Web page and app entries
==============================

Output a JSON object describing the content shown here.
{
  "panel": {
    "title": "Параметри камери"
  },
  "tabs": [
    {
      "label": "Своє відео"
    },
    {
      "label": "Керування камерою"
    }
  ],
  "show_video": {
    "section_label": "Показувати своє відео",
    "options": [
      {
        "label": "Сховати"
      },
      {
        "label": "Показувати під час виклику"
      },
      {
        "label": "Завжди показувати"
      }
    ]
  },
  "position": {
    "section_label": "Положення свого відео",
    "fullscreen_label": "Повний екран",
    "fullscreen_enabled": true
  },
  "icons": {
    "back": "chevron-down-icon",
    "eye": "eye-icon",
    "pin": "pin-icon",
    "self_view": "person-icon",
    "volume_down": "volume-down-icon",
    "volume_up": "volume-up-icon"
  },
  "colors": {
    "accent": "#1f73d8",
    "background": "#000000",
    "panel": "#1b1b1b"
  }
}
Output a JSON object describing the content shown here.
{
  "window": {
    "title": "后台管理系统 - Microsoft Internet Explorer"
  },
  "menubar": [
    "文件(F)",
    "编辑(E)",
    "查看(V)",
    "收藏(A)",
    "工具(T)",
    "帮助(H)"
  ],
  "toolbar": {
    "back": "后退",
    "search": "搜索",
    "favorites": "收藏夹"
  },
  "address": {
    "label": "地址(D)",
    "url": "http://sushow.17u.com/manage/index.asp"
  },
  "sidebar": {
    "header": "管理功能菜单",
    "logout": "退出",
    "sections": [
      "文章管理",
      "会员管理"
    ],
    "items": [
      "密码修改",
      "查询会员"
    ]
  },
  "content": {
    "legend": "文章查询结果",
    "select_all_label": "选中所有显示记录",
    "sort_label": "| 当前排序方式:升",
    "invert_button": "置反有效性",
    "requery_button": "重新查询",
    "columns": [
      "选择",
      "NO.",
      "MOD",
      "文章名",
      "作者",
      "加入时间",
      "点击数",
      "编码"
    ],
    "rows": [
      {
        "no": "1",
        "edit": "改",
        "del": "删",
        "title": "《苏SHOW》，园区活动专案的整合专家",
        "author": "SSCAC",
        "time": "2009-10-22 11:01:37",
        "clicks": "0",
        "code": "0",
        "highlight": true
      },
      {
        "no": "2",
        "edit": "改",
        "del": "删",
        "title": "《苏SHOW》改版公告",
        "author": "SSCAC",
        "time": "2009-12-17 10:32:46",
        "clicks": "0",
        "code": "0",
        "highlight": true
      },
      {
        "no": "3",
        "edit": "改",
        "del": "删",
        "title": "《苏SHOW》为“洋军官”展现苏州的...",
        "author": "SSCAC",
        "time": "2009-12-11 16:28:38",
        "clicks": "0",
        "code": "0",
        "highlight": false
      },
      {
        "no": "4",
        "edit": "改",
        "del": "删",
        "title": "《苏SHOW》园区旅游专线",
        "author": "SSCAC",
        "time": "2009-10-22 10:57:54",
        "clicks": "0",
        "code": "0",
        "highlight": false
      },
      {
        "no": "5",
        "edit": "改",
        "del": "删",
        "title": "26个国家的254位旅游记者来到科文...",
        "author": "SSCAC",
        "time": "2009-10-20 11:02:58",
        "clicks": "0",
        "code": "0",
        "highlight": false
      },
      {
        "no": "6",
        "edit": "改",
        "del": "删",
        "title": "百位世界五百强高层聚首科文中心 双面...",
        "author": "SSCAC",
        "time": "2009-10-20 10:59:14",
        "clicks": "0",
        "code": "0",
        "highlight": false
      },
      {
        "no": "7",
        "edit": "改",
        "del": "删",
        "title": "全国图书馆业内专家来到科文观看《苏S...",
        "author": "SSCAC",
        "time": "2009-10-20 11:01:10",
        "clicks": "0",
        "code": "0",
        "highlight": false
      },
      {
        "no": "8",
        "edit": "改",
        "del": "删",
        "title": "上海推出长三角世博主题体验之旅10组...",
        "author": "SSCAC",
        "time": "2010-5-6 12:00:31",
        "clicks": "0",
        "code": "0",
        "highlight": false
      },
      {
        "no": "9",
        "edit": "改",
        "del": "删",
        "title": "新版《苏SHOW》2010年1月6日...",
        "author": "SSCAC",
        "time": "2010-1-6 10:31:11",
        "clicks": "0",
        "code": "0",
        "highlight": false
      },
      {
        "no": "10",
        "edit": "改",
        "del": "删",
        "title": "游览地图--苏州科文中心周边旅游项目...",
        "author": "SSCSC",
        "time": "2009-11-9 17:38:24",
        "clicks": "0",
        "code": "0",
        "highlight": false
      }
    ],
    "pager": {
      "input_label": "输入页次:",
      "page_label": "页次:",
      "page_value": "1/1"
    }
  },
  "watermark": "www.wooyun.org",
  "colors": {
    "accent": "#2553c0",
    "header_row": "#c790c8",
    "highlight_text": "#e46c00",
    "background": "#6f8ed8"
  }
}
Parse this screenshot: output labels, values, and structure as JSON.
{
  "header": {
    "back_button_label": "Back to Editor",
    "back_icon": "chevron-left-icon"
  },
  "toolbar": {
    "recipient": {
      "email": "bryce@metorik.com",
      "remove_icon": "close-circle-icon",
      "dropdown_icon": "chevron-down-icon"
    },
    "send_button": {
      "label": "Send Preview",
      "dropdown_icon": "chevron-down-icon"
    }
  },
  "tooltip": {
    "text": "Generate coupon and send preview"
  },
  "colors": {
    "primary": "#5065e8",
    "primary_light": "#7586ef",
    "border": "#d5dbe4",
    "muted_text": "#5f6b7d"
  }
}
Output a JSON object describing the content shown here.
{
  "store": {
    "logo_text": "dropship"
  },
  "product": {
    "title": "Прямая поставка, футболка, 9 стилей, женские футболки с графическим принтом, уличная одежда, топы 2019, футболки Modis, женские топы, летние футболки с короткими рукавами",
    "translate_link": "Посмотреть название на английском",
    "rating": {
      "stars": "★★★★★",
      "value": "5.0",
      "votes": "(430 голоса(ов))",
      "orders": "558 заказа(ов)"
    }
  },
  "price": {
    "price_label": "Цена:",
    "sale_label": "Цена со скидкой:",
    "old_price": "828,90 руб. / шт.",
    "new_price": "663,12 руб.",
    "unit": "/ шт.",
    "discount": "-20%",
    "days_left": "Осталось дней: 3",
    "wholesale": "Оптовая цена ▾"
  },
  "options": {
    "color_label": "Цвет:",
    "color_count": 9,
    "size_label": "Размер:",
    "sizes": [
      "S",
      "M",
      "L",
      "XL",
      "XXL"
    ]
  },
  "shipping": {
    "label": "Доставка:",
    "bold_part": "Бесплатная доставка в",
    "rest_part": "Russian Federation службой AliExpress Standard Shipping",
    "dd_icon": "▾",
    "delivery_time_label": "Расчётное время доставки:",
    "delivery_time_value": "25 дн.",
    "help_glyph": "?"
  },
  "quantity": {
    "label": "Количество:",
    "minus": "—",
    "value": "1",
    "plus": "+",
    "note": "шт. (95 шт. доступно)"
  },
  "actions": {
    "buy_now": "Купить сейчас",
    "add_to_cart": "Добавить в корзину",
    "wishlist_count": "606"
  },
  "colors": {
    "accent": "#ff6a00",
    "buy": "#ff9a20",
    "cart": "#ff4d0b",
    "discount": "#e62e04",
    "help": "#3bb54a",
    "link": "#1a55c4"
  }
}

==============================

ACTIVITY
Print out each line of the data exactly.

WRITTEN RESPONSE
Output a JSON object describing the content shown here.
{
  "panel": {
    "title": "Параметри камери"
  },
  "tabs": [
    {
      "label": "Своє відео"
    },
    {
      "label": "Керування камерою"
    }
  ],
  "show_video": {
    "section_label": "Показувати своє відео",
    "options": [
      {
        "label": "Сховати"
      },
      {
        "label": "Показувати під час виклику"
      },
      {
        "label": "Завжди показувати"
      }
    ]
  },
  "position": {
    "section_label": "Положення свого відео",
    "fullscreen_label": "Повний екран",
    "fullscreen_enabled": true
  },
  "icons": {
    "back": "chevron-down-icon",
    "eye": "eye-icon",
    "pin": "pin-icon",
    "self_view": "person-icon",
    "volume_down": "volume-down-icon",
    "volume_up": "volume-up-icon"
  },
  "colors": {
    "accent": "#1f73d8",
    "background": "#000000",
    "panel": "#1b1b1b"
  }
}
Output a JSON object describing the content shown here.
{
  "window": {
    "title": "后台管理系统 - Microsoft Internet Explorer"
  },
  "menubar": [
    "文件(F)",
    "编辑(E)",
    "查看(V)",
    "收藏(A)",
    "工具(T)",
    "帮助(H)"
  ],
  "toolbar": {
    "back": "后退",
    "search": "搜索",
    "favorites": "收藏夹"
  },
  "address": {
    "label": "地址(D)",
    "url": "http://sushow.17u.com/manage/index.asp"
  },
  "sidebar": {
    "header": "管理功能菜单",
    "logout": "退出",
    "sections": [
      "文章管理",
      "会员管理"
    ],
    "items": [
      "密码修改",
      "查询会员"
    ]
  },
  "content": {
    "legend": "文章查询结果",
    "select_all_label": "选中所有显示记录",
    "sort_label": "| 当前排序方式:升",
    "invert_button": "置反有效性",
    "requery_button": "重新查询",
    "columns": [
      "选择",
      "NO.",
      "MOD",
      "文章名",
      "作者",
      "加入时间",
      "点击数",
      "编码"
    ],
    "rows": [
      {
        "no": "1",
        "edit": "改",
        "del": "删",
        "title": "《苏SHOW》，园区活动专案的整合专家",
        "author": "SSCAC",
        "time": "2009-10-22 11:01:37",
        "clicks": "0",
        "code": "0",
        "highlight": true
      },
      {
        "no": "2",
        "edit": "改",
        "del": "删",
        "title": "《苏SHOW》改版公告",
        "author": "SSCAC",
        "time": "2009-12-17 10:32:46",
        "clicks": "0",
        "code": "0",
        "highlight": true
      },
      {
        "no": "3",
        "edit": "改",
        "del": "删",
        "title": "《苏SHOW》为“洋军官”展现苏州的...",
        "author": "SSCAC",
        "time": "2009-12-11 16:28:38",
        "clicks": "0",
        "code": "0",
        "highlight": false
      },
      {
        "no": "4",
        "edit": "改",
        "del": "删",
        "title": "《苏SHOW》园区旅游专线",
        "author": "SSCAC",
        "time": "2009-10-22 10:57:54",
        "clicks": "0",
        "code": "0",
        "highlight": false
      },
      {
        "no": "5",
        "edit": "改",
        "del": "删",
        "title": "26个国家的254位旅游记者来到科文...",
        "author": "SSCAC",
        "time": "2009-10-20 11:02:58",
        "clicks": "0",
        "code": "0",
        "highlight": false
      },
      {
        "no": "6",
        "edit": "改",
        "del": "删",
        "title": "百位世界五百强高层聚首科文中心 双面...",
        "author": "SSCAC",
        "time": "2009-10-20 10:59:14",
        "clicks": "0",
        "code": "0",
        "highlight": false
      },
      {
        "no": "7",
        "edit": "改",
        "del": "删",
        "title": "全国图书馆业内专家来到科文观看《苏S...",
        "author": "SSCAC",
        "time": "2009-10-20 11:01:10",
        "clicks": "0",
        "code": "0",
        "highlight": false
      },
      {
        "no": "8",
        "edit": "改",
        "del": "删",
        "title": "上海推出长三角世博主题体验之旅10组...",
        "author": "SSCAC",
        "time": "2010-5-6 12:00:31",
        "clicks": "0",
        "code": "0",
        "highlight": false
      },
      {
        "no": "9",
        "edit": "改",
        "del": "删",
        "title": "新版《苏SHOW》2010年1月6日...",
        "author": "SSCAC",
        "time": "2010-1-6 10:31:11",
        "clicks": "0",
        "code": "0",
        "highlight": false
      },
      {
        "no": "10",
        "edit": "改",
        "del": "删",
        "title": "游览地图--苏州科文中心周边旅游项目...",
        "author": "SSCSC",
        "time": "2009-11-9 17:38:24",
        "clicks": "0",
        "code": "0",
        "highlight": false
      }
    ],
    "pager": {
      "input_label": "输入页次:",
      "page_label": "页次:",
      "page_value": "1/1"
    }
  },
  "watermark": "www.wooyun.org",
  "colors": {
    "accent": "#2553c0",
    "header_row": "#c790c8",
    "highlight_text": "#e46c00",
    "background": "#6f8ed8"
  }
}
Parse this screenshot: output labels, values, and structure as JSON.
{
  "header": {
    "back_button_label": "Back to Editor",
    "back_icon": "chevron-left-icon"
  },
  "toolbar": {
    "recipient": {
      "email": "bryce@metorik.com",
      "remove_icon": "close-circle-icon",
      "dropdown_icon": "chevron-down-icon"
    },
    "send_button": {
      "label": "Send Preview",
      "dropdown_icon": "chevron-down-icon"
    }
  },
  "tooltip": {
    "text": "Generate coupon and send preview"
  },
  "colors": {
    "primary": "#5065e8",
    "primary_light": "#7586ef",
    "border": "#d5dbe4",
    "muted_text": "#5f6b7d"
  }
}
Output a JSON object describing the content shown here.
{
  "store": {
    "logo_text": "dropship"
  },
  "product": {
    "title": "Прямая поставка, футболка, 9 стилей, женские футболки с графическим принтом, уличная одежда, топы 2019, футболки Modis, женские топы, летние футболки с короткими рукавами",
    "translate_link": "Посмотреть название на английском",
    "rating": {
      "stars": "★★★★★",
      "value": "5.0",
      "votes": "(430 голоса(ов))",
      "orders": "558 заказа(ов)"
    }
  },
  "price": {
    "price_label": "Цена:",
    "sale_label": "Цена со скидкой:",
    "old_price": "828,90 руб. / шт.",
    "new_price": "663,12 руб.",
    "unit": "/ шт.",
    "discount": "-20%",
    "days_left": "Осталось дней: 3",
    "wholesale": "Оптовая цена ▾"
  },
  "options": {
    "color_label": "Цвет:",
    "color_count": 9,
    "size_label": "Размер:",
    "sizes": [
      "S",
      "M",
      "L",
      "XL",
      "XXL"
    ]
  },
  "shipping": {
    "label": "Доставка:",
    "bold_part": "Бесплатная доставка в",
    "rest_part": "Russian Federation службой AliExpress Standard Shipping",
    "dd_icon": "▾",
    "delivery_time_label": "Расчётное время доставки:",
    "delivery_time_value": "25 дн.",
    "help_glyph": "?"
  },
  "quantity": {
    "label": "Количество:",
    "minus": "—",
    "value": "1",
    "plus": "+",
    "note": "шт. (95 шт. доступно)"
  },
  "actions": {
    "buy_now": "Купить сейчас",
    "add_to_cart": "Добавить в корзину",
    "wishlist_count": "606"
  },
  "colors": {
    "accent": "#ff6a00",
    "buy": "#ff9a20",
    "cart": "#ff4d0b",
    "discount": "#e62e04",
    "help": "#3bb54a",
    "link": "#1a55c4"
  }
}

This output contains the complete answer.